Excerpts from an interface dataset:
:::::
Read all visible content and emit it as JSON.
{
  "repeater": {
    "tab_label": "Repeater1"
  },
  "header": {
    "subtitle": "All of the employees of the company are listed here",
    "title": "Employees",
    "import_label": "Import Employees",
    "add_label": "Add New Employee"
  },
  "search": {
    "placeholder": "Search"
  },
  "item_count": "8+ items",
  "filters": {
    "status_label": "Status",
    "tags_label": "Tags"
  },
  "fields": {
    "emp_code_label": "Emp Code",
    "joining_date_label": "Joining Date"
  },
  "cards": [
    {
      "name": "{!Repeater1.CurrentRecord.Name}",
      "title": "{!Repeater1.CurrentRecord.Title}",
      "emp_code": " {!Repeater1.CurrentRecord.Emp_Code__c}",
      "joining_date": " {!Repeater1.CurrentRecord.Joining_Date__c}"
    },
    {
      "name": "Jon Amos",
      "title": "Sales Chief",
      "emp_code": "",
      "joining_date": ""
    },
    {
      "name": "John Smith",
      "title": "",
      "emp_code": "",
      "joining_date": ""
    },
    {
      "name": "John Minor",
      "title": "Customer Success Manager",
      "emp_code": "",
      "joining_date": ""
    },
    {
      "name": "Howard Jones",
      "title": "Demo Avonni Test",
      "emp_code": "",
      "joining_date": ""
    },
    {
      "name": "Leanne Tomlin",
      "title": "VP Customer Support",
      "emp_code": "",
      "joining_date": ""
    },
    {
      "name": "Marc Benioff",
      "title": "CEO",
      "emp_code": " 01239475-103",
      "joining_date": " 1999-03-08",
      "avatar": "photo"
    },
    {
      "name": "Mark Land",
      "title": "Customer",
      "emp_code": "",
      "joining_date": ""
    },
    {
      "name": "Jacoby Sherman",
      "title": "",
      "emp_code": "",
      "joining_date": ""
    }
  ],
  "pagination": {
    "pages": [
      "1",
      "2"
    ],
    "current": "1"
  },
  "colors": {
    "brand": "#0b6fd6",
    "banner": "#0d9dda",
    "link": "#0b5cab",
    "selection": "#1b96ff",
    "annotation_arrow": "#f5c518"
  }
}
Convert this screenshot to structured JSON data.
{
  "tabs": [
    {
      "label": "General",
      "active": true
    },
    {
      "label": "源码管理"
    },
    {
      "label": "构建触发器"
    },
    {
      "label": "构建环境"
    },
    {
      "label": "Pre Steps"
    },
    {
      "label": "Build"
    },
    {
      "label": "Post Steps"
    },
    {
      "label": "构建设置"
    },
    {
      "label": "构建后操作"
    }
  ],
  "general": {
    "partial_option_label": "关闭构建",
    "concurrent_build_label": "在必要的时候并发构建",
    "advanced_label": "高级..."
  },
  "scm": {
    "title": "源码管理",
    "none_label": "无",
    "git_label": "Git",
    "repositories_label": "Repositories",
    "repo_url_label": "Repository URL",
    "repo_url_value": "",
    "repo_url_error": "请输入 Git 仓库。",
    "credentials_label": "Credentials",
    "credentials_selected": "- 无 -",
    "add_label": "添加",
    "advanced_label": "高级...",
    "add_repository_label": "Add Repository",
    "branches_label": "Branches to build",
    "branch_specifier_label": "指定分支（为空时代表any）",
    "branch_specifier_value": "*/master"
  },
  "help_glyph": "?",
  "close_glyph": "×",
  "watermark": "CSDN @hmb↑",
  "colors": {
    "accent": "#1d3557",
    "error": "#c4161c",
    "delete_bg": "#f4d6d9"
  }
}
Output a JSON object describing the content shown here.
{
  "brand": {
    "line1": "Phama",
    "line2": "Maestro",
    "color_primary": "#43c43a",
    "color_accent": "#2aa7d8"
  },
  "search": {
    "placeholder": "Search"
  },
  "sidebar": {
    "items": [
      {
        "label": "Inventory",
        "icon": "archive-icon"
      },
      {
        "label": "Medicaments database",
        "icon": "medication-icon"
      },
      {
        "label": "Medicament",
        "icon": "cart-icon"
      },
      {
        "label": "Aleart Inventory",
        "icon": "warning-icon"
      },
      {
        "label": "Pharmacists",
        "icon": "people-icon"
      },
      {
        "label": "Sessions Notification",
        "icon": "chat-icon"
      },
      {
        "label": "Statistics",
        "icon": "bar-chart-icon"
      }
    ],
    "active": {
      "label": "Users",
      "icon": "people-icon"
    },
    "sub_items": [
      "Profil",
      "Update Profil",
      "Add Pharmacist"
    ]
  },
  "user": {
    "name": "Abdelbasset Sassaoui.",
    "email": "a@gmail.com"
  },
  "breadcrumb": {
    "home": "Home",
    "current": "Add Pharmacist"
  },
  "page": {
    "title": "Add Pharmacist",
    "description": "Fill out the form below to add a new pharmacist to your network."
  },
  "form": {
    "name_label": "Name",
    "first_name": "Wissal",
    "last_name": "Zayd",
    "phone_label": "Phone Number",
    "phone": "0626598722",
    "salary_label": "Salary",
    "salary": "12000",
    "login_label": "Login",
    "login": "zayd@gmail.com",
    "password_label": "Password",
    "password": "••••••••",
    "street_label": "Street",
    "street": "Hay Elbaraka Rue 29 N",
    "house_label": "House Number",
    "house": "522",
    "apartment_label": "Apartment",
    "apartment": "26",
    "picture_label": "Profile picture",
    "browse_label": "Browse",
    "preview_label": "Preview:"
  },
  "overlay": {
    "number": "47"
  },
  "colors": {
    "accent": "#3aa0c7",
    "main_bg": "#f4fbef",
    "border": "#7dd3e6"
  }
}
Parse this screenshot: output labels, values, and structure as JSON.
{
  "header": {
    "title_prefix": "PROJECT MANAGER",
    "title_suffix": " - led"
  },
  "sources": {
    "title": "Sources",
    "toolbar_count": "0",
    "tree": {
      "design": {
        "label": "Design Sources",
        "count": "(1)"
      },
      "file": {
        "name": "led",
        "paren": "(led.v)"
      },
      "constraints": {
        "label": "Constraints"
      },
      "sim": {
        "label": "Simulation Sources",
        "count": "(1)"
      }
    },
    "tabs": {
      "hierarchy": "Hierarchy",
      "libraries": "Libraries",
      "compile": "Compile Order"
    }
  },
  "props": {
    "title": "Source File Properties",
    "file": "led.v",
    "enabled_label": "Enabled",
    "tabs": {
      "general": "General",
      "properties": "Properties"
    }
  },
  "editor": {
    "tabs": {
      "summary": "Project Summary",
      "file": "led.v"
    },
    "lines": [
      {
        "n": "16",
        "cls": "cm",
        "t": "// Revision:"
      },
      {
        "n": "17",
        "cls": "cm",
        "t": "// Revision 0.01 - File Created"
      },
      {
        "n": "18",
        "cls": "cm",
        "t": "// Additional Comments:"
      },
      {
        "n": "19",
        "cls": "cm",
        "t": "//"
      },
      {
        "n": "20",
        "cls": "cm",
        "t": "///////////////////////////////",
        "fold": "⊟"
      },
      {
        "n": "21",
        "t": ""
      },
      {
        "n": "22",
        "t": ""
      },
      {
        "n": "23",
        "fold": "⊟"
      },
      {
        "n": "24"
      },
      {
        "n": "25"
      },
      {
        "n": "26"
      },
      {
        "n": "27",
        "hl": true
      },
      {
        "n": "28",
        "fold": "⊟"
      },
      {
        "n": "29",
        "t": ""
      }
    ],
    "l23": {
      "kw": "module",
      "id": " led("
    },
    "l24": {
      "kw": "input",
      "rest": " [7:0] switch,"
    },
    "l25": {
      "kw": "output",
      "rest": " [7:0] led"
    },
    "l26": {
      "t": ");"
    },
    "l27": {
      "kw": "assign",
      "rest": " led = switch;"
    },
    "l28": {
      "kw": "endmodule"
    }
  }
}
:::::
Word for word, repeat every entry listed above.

Read all visible content and emit it as JSON.
{
  "repeater": {
    "tab_label": "Repeater1"
  },
  "header": {
    "subtitle": "All of the employees of the company are listed here",
    "title": "Employees",
    "import_label": "Import Employees",
    "add_label": "Add New Employee"
  },
  "search": {
    "placeholder": "Search"
  },
  "item_count": "8+ items",
  "filters": {
    "status_label": "Status",
    "tags_label": "Tags"
  },
  "fields": {
    "emp_code_label": "Emp Code",
    "joining_date_label": "Joining Date"
  },
  "cards": [
    {
      "name": "{!Repeater1.CurrentRecord.Name}",
      "title": "{!Repeater1.CurrentRecord.Title}",
      "emp_code": " {!Repeater1.CurrentRecord.Emp_Code__c}",
      "joining_date": " {!Repeater1.CurrentRecord.Joining_Date__c}"
    },
    {
      "name": "Jon Amos",
      "title": "Sales Chief",
      "emp_code": "",
      "joining_date": ""
    },
    {
      "name": "John Smith",
      "title": "",
      "emp_code": "",
      "joining_date": ""
    },
    {
      "name": "John Minor",
      "title": "Customer Success Manager",
      "emp_code": "",
      "joining_date": ""
    },
    {
      "name": "Howard Jones",
      "title": "Demo Avonni Test",
      "emp_code": "",
      "joining_date": ""
    },
    {
      "name": "Leanne Tomlin",
      "title": "VP Customer Support",
      "emp_code": "",
      "joining_date": ""
    },
    {
      "name": "Marc Benioff",
      "title": "CEO",
      "emp_code": " 01239475-103",
      "joining_date": " 1999-03-08",
      "avatar": "photo"
    },
    {
      "name": "Mark Land",
      "title": "Customer",
      "emp_code": "",
      "joining_date": ""
    },
    {
      "name": "Jacoby Sherman",
      "title": "",
      "emp_code": "",
      "joining_date": ""
    }
  ],
  "pagination": {
    "pages": [
      "1",
      "2"
    ],
    "current": "1"
  },
  "colors": {
    "brand": "#0b6fd6",
    "banner": "#0d9dda",
    "link": "#0b5cab",
    "selection": "#1b96ff",
    "annotation_arrow": "#f5c518"
  }
}
Convert this screenshot to structured JSON data.
{
  "tabs": [
    {
      "label": "General",
      "active": true
    },
    {
      "label": "源码管理"
    },
    {
      "label": "构建触发器"
    },
    {
      "label": "构建环境"
    },
    {
      "label": "Pre Steps"
    },
    {
      "label": "Build"
    },
    {
      "label": "Post Steps"
    },
    {
      "label": "构建设置"
    },
    {
      "label": "构建后操作"
    }
  ],
  "general": {
    "partial_option_label": "关闭构建",
    "concurrent_build_label": "在必要的时候并发构建",
    "advanced_label": "高级..."
  },
  "scm": {
    "title": "源码管理",
    "none_label": "无",
    "git_label": "Git",
    "repositories_label": "Repositories",
    "repo_url_label": "Repository URL",
    "repo_url_value": "",
    "repo_url_error": "请输入 Git 仓库。",
    "credentials_label": "Credentials",
    "credentials_selected": "- 无 -",
    "add_label": "添加",
    "advanced_label": "高级...",
    "add_repository_label": "Add Repository",
    "branches_label": "Branches to build",
    "branch_specifier_label": "指定分支（为空时代表any）",
    "branch_specifier_value": "*/master"
  },
  "help_glyph": "?",
  "close_glyph": "×",
  "watermark": "CSDN @hmb↑",
  "colors": {
    "accent": "#1d3557",
    "error": "#c4161c",
    "delete_bg": "#f4d6d9"
  }
}
Output a JSON object describing the content shown here.
{
  "brand": {
    "line1": "Phama",
    "line2": "Maestro",
    "color_primary": "#43c43a",
    "color_accent": "#2aa7d8"
  },
  "search": {
    "placeholder": "Search"
  },
  "sidebar": {
    "items": [
      {
        "label": "Inventory",
        "icon": "archive-icon"
      },
      {
        "label": "Medicaments database",
        "icon": "medication-icon"
      },
      {
        "label": "Medicament",
        "icon": "cart-icon"
      },
      {
        "label": "Aleart Inventory",
        "icon": "warning-icon"
      },
      {
        "label": "Pharmacists",
        "icon": "people-icon"
      },
      {
        "label": "Sessions Notification",
        "icon": "chat-icon"
      },
      {
        "label": "Statistics",
        "icon": "bar-chart-icon"
      }
    ],
    "active": {
      "label": "Users",
      "icon": "people-icon"
    },
    "sub_items": [
      "Profil",
      "Update Profil",
      "Add Pharmacist"
    ]
  },
  "user": {
    "name": "Abdelbasset Sassaoui.",
    "email": "a@gmail.com"
  },
  "breadcrumb": {
    "home": "Home",
    "current": "Add Pharmacist"
  },
  "page": {
    "title": "Add Pharmacist",
    "description": "Fill out the form below to add a new pharmacist to your network."
  },
  "form": {
    "name_label": "Name",
    "first_name": "Wissal",
    "last_name": "Zayd",
    "phone_label": "Phone Number",
    "phone": "0626598722",
    "salary_label": "Salary",
    "salary": "12000",
    "login_label": "Login",
    "login": "zayd@gmail.com",
    "password_label": "Password",
    "password": "••••••••",
    "street_label": "Street",
    "street": "Hay Elbaraka Rue 29 N",
    "house_label": "House Number",
    "house": "522",
    "apartment_label": "Apartment",
    "apartment": "26",
    "picture_label": "Profile picture",
    "browse_label": "Browse",
    "preview_label": "Preview:"
  },
  "overlay": {
    "number": "47"
  },
  "colors": {
    "accent": "#3aa0c7",
    "main_bg": "#f4fbef",
    "border": "#7dd3e6"
  }
}
Parse this screenshot: output labels, values, and structure as JSON.
{
  "header": {
    "title_prefix": "PROJECT MANAGER",
    "title_suffix": " - led"
  },
  "sources": {
    "title": "Sources",
    "toolbar_count": "0",
    "tree": {
      "design": {
        "label": "Design Sources",
        "count": "(1)"
      },
      "file": {
        "name": "led",
        "paren": "(led.v)"
      },
      "constraints": {
        "label": "Constraints"
      },
      "sim": {
        "label": "Simulation Sources",
        "count": "(1)"
      }
    },
    "tabs": {
      "hierarchy": "Hierarchy",
      "libraries": "Libraries",
      "compile": "Compile Order"
    }
  },
  "props": {
    "title": "Source File Properties",
    "file": "led.v",
    "enabled_label": "Enabled",
    "tabs": {
      "general": "General",
      "properties": "Properties"
    }
  },
  "editor": {
    "tabs": {
      "summary": "Project Summary",
      "file": "led.v"
    },
    "lines": [
      {
        "n": "16",
        "cls": "cm",
        "t": "// Revision:"
      },
      {
        "n": "17",
        "cls": "cm",
        "t": "// Revision 0.01 - File Created"
      },
      {
        "n": "18",
        "cls": "cm",
        "t": "// Additional Comments:"
      },
      {
        "n": "19",
        "cls": "cm",
        "t": "//"
      },
      {
        "n": "20",
        "cls": "cm",
        "t": "///////////////////////////////",
        "fold": "⊟"
      },
      {
        "n": "21",
        "t": ""
      },
      {
        "n": "22",
        "t": ""
      },
      {
        "n": "23",
        "fold": "⊟"
      },
      {
        "n": "24"
      },
      {
        "n": "25"
      },
      {
        "n": "26"
      },
      {
        "n": "27",
        "hl": true
      },
      {
        "n": "28",
        "fold": "⊟"
      },
      {
        "n": "29",
        "t": ""
      }
    ],
    "l23": {
      "kw": "module",
      "id": " led("
    },
    "l24": {
      "kw": "input",
      "rest": " [7:0] switch,"
    },
    "l25": {
      "kw": "output",
      "rest": " [7:0] led"
    },
    "l26": {
      "t": ");"
    },
    "l27": {
      "kw": "assign",
      "rest": " led = switch;"
    },
    "l28": {
      "kw": "endmodule"
    }
  }
}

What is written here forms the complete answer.